# What you should do:
Below are records. Find each line in them that holds the word "JSON" and copy it.

# Provided information:
::::::
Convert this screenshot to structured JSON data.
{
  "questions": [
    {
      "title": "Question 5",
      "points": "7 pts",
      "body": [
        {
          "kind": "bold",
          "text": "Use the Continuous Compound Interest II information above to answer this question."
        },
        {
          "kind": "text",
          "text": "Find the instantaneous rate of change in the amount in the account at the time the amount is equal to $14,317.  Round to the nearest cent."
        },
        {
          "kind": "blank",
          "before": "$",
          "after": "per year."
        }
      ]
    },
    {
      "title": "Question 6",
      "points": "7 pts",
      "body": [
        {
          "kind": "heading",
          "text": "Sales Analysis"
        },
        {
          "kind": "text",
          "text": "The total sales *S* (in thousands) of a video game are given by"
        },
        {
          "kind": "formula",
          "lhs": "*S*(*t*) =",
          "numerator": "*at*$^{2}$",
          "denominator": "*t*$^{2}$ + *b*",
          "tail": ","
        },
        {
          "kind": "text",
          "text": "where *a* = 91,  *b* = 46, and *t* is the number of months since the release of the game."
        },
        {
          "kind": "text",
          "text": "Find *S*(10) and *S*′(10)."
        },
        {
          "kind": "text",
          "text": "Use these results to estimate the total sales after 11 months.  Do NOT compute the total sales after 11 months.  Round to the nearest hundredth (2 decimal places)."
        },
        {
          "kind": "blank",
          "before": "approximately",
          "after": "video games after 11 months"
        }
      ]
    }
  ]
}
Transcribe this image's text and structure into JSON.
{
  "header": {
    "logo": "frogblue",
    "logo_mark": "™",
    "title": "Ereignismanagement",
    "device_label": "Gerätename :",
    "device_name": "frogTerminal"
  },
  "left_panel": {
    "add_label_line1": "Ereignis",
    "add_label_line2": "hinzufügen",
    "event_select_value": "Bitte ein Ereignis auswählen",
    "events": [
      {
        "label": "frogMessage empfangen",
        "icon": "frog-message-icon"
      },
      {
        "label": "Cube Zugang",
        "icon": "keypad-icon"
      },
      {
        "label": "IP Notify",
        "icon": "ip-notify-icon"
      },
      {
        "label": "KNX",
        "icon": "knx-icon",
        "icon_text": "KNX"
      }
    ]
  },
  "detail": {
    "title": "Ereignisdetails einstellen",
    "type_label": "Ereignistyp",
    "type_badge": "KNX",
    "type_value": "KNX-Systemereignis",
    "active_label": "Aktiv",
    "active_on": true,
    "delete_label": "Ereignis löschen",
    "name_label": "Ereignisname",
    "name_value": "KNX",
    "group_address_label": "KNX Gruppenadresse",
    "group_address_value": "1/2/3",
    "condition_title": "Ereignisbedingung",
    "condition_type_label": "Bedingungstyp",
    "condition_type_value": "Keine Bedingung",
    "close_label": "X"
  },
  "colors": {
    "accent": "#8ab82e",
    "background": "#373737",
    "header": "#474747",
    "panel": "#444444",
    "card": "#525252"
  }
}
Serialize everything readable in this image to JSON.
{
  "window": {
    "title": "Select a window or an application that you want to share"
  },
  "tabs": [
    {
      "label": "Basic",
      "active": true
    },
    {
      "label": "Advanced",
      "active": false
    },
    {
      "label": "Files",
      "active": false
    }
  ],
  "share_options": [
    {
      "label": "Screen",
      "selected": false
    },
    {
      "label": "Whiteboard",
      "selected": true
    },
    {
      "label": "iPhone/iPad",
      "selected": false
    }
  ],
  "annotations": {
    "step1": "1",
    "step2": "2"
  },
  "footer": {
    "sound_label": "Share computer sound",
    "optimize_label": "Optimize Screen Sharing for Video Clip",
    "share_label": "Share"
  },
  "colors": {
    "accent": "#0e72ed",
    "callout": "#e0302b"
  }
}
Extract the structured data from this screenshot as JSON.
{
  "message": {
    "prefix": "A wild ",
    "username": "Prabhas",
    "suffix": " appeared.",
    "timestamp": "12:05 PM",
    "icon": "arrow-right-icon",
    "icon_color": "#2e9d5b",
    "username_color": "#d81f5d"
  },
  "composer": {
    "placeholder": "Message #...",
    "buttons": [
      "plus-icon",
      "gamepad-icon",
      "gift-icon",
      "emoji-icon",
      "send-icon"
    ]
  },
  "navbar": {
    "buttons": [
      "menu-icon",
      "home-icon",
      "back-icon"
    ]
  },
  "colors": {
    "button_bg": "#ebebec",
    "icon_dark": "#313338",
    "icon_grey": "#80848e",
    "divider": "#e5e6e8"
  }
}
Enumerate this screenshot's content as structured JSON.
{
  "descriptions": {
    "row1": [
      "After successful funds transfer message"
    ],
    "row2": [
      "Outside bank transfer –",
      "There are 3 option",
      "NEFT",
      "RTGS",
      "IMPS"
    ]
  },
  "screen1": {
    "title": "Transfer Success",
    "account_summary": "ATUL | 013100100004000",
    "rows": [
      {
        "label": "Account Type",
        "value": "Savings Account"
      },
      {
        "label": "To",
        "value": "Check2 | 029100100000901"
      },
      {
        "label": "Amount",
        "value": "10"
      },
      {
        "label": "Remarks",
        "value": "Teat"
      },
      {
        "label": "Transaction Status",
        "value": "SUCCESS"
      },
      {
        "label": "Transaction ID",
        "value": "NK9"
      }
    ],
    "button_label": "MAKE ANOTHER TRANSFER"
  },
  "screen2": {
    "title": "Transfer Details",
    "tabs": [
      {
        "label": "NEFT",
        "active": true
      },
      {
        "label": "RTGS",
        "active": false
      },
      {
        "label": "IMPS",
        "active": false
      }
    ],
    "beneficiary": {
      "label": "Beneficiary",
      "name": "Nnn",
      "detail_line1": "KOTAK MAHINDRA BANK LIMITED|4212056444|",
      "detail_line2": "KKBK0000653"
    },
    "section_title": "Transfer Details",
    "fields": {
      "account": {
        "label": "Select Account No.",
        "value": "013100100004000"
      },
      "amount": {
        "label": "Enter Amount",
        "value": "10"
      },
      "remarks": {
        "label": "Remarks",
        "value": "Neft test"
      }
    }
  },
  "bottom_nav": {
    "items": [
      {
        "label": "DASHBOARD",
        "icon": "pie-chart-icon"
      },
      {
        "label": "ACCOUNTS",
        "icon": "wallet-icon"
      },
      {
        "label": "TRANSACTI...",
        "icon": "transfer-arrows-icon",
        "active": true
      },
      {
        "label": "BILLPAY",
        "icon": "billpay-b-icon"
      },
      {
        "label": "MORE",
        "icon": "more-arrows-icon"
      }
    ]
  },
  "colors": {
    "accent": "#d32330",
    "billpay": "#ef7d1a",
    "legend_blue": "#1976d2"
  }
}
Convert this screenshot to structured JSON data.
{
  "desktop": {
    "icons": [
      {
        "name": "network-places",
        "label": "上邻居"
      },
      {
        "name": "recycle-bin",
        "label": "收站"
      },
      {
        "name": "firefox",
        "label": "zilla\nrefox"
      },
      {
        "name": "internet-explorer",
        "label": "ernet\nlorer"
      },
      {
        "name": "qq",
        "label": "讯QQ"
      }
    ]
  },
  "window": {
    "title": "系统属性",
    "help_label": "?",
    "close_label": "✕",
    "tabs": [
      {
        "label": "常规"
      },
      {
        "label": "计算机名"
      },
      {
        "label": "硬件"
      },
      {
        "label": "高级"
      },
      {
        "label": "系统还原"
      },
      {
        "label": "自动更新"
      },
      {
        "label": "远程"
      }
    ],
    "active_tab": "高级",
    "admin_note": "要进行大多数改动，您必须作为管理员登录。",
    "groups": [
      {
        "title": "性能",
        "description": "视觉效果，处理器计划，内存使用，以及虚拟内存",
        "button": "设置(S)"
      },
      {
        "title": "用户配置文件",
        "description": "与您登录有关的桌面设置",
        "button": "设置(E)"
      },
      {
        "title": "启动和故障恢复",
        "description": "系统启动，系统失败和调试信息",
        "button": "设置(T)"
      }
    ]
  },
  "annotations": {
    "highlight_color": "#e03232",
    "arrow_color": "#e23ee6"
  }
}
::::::
# Your solution:
Convert this screenshot to structured JSON data.
Transcribe this image's text and structure into JSON.
Serialize everything readable in this image to JSON.
Extract the structured data from this screenshot as JSON.
Enumerate this screenshot's content as structured JSON.
Convert this screenshot to structured JSON data.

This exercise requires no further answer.